Caring about the place we’re all in, international ensemble serve up tuneful analysis of what’s going on.
Sustainable environmental practices might look like a tall order to promote through music, yet this is what Mark Trueack and Steve Unruh – known for their roles in, respectively, UNITOPIA and RESISTOR – have been aspiring to as UPF for five years now, since “Fall In Love With The World” announced the advent of their movement. “Loss” – a first part of duology to be rounded off with “Hope” further down the line – is taking the idea to a more dramatic direction, exquisitely so. Despite its three-part structure, suggesting a concept, the songs’ context never gets in the way of melody, and at no point the record lets itself pander to prog purity or permit the presence of stellar guests to lead the discourse astray.

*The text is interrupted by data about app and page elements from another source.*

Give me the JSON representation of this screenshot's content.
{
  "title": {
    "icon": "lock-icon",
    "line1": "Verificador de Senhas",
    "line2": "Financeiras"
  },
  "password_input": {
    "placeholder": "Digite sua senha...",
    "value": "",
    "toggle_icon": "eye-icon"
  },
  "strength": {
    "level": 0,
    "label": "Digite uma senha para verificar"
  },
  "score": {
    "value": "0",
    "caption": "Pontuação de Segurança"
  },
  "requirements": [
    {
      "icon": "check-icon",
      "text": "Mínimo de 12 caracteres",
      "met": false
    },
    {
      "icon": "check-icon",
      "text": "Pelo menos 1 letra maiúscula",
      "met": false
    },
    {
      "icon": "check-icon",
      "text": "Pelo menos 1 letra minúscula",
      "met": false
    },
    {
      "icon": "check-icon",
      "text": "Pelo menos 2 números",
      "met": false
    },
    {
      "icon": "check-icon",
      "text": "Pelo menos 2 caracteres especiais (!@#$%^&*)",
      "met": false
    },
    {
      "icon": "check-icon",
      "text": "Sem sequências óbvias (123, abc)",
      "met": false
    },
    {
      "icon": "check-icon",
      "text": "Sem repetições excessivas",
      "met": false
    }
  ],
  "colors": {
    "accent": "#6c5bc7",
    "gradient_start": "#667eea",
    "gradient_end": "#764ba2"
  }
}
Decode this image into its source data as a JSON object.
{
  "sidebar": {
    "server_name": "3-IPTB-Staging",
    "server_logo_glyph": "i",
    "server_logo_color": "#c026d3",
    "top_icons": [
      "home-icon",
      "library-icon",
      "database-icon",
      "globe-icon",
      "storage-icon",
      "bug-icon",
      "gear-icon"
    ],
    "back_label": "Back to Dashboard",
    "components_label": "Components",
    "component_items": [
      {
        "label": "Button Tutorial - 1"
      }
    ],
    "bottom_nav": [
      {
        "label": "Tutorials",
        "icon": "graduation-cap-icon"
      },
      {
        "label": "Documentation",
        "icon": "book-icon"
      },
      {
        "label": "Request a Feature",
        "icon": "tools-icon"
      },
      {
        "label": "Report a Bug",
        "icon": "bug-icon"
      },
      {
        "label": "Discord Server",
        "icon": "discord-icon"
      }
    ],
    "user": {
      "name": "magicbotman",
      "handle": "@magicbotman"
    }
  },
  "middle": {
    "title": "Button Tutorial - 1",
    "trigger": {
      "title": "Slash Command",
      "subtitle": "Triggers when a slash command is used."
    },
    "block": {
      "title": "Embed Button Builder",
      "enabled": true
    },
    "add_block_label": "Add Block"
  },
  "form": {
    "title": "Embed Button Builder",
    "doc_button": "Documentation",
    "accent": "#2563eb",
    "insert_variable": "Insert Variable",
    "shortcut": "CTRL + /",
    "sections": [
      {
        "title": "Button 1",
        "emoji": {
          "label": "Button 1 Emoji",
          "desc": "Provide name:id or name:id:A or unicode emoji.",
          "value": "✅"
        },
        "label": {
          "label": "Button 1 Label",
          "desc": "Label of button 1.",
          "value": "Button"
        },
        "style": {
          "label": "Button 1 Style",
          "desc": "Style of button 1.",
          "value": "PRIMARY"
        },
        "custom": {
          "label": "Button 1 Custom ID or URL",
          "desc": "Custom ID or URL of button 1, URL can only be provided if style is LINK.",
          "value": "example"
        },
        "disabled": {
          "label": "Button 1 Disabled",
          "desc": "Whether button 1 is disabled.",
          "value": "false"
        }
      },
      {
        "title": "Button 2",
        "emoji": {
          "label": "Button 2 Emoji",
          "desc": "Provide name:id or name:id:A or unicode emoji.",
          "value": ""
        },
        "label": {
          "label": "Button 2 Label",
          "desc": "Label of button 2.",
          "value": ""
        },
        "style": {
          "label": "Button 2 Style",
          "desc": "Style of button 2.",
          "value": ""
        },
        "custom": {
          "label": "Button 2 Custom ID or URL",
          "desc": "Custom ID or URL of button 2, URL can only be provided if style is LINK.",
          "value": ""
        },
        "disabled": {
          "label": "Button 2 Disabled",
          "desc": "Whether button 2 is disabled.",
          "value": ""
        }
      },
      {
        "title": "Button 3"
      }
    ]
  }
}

Stricken with folk sensibility from the anthemic start till the defiant riffs behind “Loss To Lost” set optimism into the album’s heart, there’s a natural, organic flow to this dozen pieces, where orchestral textures of “What Happens Now” unfold into Unruh’s flute-and-fiddle-abetted vaudevillian parade – running via the variety of styles, art-rock to fusion, and upping the sociopolitical paranoia, while snippets of spoken word from the likes of Sir David Attenborough deepen the sense of urgent relevance. So if mini-epics such as “Mercenaries” or “Cruel Times” sound a tad theatrical, especially when bossa nova rubs piano-padded shoulders with space passages and Trueack-conducted vocal polyphony reigns supreme, they’re extremely sincere – and the songwriters don’t shy away from sarcasm, either, to spice up the funky “Stop-Time” and “What Are We Doing To Ourselves” which, otherwise, would see too frivolous.
The same can’t be said about the flamenco-tinctured, if sparse, “Forgive Me, My Son” that’s simultaneously projecting anxiety and awe, nor about the grandiose “Seeds For Life” whose near 20-minute pulsating expanse is kept in check thanks to Steve Hackett‘s acoustic lace and Michel St-Père’s electric flight, yet the baroque beauty of “Dying To Be Reborn” has its raga-kissed solemnity nicely compromised with the band’s deliberately simple delivery.
Some of these numbers appear in significantly different guise on a disc called “Reimagine” – a record from ROMANTECHS, the UPF offshoot which finds a mellower disposition for the main band’s efforts, providing a pocket universe to their oeuvre by going far beyond creating alternative mixes. A nice bonus to an already impressive album, together they amount to a multilayered experience to live up to an order of any height.